There has been a tidal wave in sales of new diesel cars in the past 18 months. Diesel powered car sales increased 39.4 per cent in 2001 and in the first four months of 2002 they are up a further 53.6 per cent, accounting for virtually all of the 9 per cent growth in new car sales overall.
Toyota is riding the wave in style with its own diesel sales up 76 per cent in 2001 and a whopping 120 per cent in 2002 so far – twice the growth rate of the diesel market.
Percentage Increase in Diesel Car Sales in the UK
This boom, in what was until recently thought of as the poor relation of power units, is due to changes in company car taxation, fuel prices and much improved diesel engine technology that has turned old oil burners into road burners and head turners.

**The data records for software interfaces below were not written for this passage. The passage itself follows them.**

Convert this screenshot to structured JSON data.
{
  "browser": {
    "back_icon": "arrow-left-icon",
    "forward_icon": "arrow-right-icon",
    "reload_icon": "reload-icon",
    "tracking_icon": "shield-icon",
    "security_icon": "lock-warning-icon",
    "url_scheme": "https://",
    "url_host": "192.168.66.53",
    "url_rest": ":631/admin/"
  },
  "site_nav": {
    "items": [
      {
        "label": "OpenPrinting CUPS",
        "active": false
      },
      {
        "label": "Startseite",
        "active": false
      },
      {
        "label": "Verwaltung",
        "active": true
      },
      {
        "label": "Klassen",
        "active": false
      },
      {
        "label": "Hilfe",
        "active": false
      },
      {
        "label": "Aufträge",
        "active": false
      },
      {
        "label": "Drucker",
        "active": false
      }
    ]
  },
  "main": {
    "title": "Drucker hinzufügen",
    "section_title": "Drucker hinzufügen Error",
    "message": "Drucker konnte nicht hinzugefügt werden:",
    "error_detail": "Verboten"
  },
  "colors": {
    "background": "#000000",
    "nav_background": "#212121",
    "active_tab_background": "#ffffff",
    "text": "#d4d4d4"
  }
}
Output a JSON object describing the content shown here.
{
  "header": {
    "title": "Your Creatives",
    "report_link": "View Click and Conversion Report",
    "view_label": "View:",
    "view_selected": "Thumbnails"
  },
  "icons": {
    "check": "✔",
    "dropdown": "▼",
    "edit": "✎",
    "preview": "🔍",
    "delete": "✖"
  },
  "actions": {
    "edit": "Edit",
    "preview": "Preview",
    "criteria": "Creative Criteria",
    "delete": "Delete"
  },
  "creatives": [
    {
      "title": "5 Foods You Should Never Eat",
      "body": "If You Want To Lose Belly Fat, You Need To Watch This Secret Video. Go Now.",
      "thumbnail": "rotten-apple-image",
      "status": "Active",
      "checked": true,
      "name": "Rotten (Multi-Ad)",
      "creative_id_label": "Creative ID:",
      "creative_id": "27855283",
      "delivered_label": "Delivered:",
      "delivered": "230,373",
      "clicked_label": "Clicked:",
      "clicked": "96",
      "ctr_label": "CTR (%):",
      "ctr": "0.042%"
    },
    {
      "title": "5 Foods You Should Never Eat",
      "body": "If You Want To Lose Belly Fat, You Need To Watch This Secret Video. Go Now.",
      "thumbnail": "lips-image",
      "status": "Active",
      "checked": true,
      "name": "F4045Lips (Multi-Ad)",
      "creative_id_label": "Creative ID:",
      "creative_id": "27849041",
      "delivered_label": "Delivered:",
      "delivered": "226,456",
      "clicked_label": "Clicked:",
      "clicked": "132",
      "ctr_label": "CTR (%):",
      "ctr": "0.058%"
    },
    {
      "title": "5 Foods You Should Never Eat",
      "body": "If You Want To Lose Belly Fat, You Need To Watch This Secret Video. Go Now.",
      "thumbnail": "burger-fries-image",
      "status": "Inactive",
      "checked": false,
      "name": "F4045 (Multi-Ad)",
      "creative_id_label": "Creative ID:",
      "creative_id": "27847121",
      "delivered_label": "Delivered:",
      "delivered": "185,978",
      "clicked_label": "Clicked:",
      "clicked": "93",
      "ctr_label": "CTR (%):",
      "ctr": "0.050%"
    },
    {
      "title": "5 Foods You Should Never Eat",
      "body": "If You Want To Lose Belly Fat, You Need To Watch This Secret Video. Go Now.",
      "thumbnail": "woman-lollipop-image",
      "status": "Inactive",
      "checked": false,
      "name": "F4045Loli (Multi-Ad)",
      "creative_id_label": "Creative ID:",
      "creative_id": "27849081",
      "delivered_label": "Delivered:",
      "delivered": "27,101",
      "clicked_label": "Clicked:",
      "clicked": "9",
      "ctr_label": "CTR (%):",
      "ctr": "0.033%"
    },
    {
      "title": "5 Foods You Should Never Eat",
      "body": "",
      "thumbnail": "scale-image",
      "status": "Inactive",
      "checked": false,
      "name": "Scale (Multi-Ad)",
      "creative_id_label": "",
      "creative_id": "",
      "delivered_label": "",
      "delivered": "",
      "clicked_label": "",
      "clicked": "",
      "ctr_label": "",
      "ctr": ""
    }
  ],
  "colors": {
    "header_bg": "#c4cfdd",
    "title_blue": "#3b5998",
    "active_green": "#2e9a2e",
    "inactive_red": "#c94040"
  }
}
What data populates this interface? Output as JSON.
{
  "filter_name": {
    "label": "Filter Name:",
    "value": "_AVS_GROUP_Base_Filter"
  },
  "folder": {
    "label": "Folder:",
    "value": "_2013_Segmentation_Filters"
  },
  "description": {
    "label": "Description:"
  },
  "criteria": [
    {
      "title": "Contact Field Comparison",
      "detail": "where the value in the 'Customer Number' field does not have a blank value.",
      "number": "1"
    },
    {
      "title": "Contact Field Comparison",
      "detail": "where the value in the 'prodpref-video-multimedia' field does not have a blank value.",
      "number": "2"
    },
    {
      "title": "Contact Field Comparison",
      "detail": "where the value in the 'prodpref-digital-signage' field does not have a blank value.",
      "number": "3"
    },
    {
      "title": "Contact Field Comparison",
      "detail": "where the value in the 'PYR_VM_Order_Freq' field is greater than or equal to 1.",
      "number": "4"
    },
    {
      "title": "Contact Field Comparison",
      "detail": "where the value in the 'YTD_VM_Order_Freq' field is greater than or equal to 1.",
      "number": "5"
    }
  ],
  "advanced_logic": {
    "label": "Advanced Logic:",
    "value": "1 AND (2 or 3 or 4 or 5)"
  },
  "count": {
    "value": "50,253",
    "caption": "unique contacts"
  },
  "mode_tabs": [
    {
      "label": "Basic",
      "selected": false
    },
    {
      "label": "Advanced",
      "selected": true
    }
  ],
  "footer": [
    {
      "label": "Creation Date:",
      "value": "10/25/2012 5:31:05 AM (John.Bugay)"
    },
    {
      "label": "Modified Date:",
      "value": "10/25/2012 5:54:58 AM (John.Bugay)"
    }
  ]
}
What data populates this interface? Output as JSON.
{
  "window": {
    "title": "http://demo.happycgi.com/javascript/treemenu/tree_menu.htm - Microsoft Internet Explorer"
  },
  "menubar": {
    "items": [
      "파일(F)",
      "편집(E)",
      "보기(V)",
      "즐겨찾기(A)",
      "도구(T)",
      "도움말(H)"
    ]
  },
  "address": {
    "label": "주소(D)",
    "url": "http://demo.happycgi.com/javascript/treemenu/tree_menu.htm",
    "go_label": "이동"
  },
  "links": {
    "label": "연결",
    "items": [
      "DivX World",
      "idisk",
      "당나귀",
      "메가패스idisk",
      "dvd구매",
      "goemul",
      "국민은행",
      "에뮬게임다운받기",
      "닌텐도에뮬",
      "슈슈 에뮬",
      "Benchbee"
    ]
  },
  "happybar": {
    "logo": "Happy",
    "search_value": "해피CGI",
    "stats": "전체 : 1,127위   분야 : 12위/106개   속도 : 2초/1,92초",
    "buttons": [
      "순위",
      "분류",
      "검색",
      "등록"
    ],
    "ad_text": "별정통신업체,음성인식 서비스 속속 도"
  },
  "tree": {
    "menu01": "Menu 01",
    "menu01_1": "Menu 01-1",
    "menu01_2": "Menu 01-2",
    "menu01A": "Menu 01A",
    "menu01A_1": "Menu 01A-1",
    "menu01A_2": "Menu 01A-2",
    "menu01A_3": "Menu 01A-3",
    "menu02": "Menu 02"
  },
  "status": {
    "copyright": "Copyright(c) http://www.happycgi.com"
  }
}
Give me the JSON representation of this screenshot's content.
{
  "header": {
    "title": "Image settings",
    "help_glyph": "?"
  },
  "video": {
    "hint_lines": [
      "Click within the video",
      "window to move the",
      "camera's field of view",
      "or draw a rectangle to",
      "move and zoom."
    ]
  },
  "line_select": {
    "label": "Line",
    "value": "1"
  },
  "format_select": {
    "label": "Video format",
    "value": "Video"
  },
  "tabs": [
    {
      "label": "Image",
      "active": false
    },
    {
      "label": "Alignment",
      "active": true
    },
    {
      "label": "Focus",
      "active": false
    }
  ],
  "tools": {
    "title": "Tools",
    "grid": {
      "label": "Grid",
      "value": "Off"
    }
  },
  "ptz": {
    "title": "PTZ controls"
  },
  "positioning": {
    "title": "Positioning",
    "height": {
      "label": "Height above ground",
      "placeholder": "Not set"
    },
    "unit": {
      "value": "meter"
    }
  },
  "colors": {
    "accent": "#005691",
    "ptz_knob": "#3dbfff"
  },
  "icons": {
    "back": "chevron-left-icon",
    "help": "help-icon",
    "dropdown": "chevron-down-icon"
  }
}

Toyota has successfully met this demand with several new models, most recently the Yaris with its 1.4-litre turbo diesel derivative joining the 2.0-litre units in Corolla, Avensis, RAV4 and Previa. Toyota’s high power, low consumption, low maintanence common rail, direct injection D-4D technology makes diesels attractive to those who previously might never have considered a diesel.
Graham Smith, Managing Director of Toyota (GB) PLC, explains the growth of diesel sales, Toyota’s in particular: "Traditional perceptions are changing and there is an increasing acceptability of diesel powered cars. Customers considering their first diesel feel reassured by Toyota’s reputation for making strong, reliable engines while our innovative D-4D diesel technology provides them with the dynamic driving experience they are used to from petrol engined cars."
The future for diesel is very bright, at least if Toyota’s latest concept car is anything to go by. Called ES3, this small hatchback sized car is capable of over 100mpg and produces CO2 emissions – crucial for company car tax discounts – of just 71g/km. It uses the 1.4litre D-4D engine from the Yaris and showcases technology that will be built into future mass production cars.Published 31 May 2002